Avissar Software
 Embedded Projects

SEOS (Simple Embedded Operating System)
SEOS is a small and simple embedded RTOS. It is loosely based on the ADEOS operating system described in "Programming Embedded Systems in C and C++" by Michael Barr (see Recomended Books). It runs on the Atmel AVR ATmega processors. It was developed on the ATmega16 but it should run on any of the ATmega processors. In general it should be relatively easy to modify SEOS to work with other architectures -- most changes will need to be made to the context switching code. The main features of SEOS are a priority based cooperative multitasking scheduler, critical sections, serial port communications, and timer management. However, what's probably the best thing about SEOS is that it is very simple and easy to understand and provides a good starting point for more advanced applications. NOTE: SEOS has not been rigorously tested and any applications that use it should be carefully debugged.

Development Environment
SEOS was developed using the WinAVR (20030424) compiler package. WinAVR is a free port for Windows of the avr-gcc cross compiler. The hardware used is a ATmega16 running on a STK500 development board made by Atmel. AVRStudio 4.07, which is freely available from Atmel, was used to program the board and run simulations. WinAVR, along with a lot of other useful AVR stuff, is available at www.avrfreaks.net.

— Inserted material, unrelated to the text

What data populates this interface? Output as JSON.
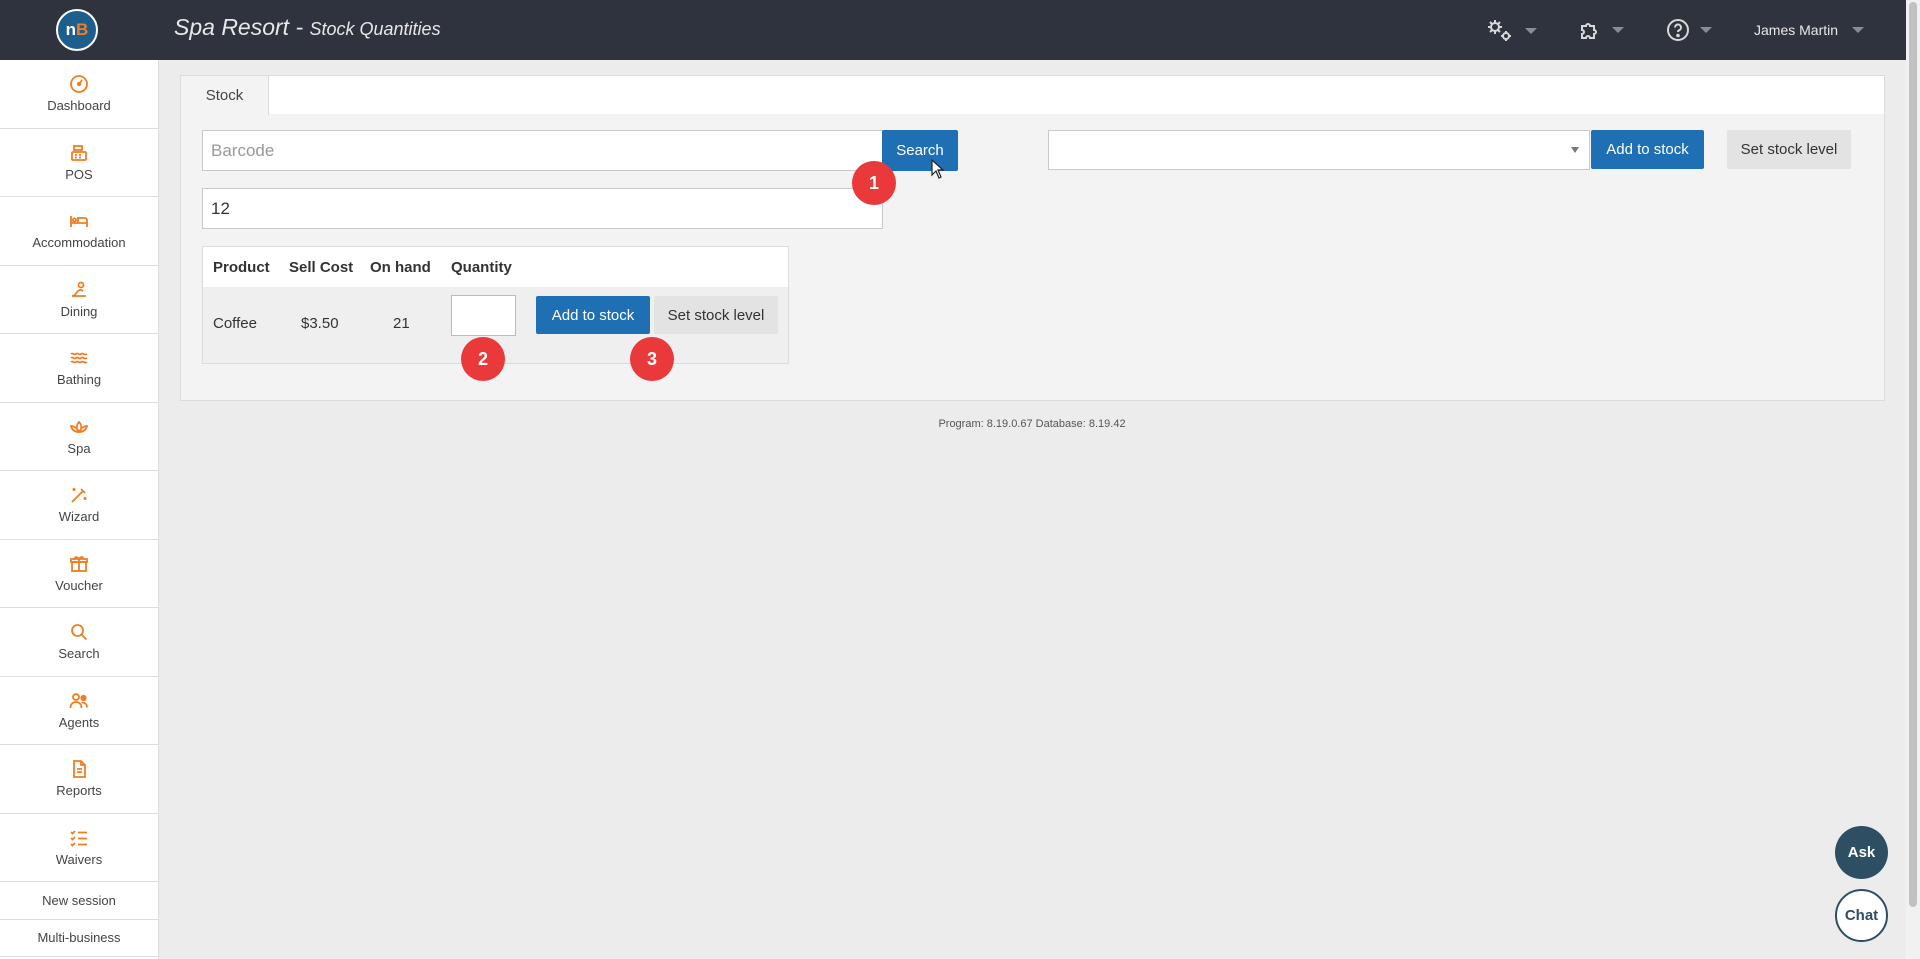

Memory Usage
The minimum amount of memory required to run SEOS depends on the number of tasks added. Realistically 1-Kbyte of SRAM would be a good minimum to use. The state for each task requires 43 bytes. This state includes a 32-byte array used to save all the registers. To minimize the memory usage the context switch code can be modified to only save the minimum required registers -- the registers that must be saved is compiler specific. Each task must also have a stack size that is at least 4 bytes + stack size of the interrupt with the greatest stack size + any additional stack needed by the task for local variables and function calls. The stack for each task, as well as the state for the task, is stored on the heap. The size of each task's stack is set when the task is added. When accounting for the stack size of interrupt routines it is important to note that several registers need to be saved on the stack. For WinAVR (avr-gcc for Windows) the minimum stack size for an interrupt is approx 17 bytes -- return pointer + 15 saved registers. Therefore, the total minimum stack size for a task is 4 + 17 + greatest interrupt stack size + task specific stack data bytes. To be on the safe side a few additional bytes should be added to the task's stack. Also, SEOS uses about 10 bytes of the system stack space when starting up. NOTE: These memory figures are approximations and have not been carefully tested -- when debugging, stack overflows should always be checked for.

SEOS has its own dynamic memory allocation functions. These functions can be found in the alloc.c module. This module creates a static byte array and allocates pieces of it when needed.

Coding Conventions
The naming and style conventions used for SEOS are primarily based on a handout written by Prof. David Stewart (see Handout 3).

SEOS Code Download
Click here to download SEOS source code.
Please click on Feedback to send any questions/comments or bugs.

Code For Tiny Processors
These modules are used for processors that are too small to support a RTOS, such as the ATtiny processors. Two C modules are currently included: sleep.c and swtx.c. The processor used when developing these is the ATtiny26, which has 128 Bytes of SRAM. The sleep module simply implements a sleep() function that blocks (busy waits) for a specified number of milliseconds. Timer/Counter0 is used to keep track of the sleep time. The swtx module is a software implementation of a UART transmitter. It can be configured to use any I/O pin. Timer/Counter1 is used to generate the baud rate for the swtx module.

TINY Code Download
Click here to download TINY source code.
Please click on Feedback to send any questions/comments or bugs.

Recomended Books:

Programming Embedded Systems in C and C++
By Michael Barr
Published by O'Reilly & Associates, Inc.

Designing Embedded Hardware
By John Catsoulis
Published by O'Reilly & Associates, Inc.

Related Links: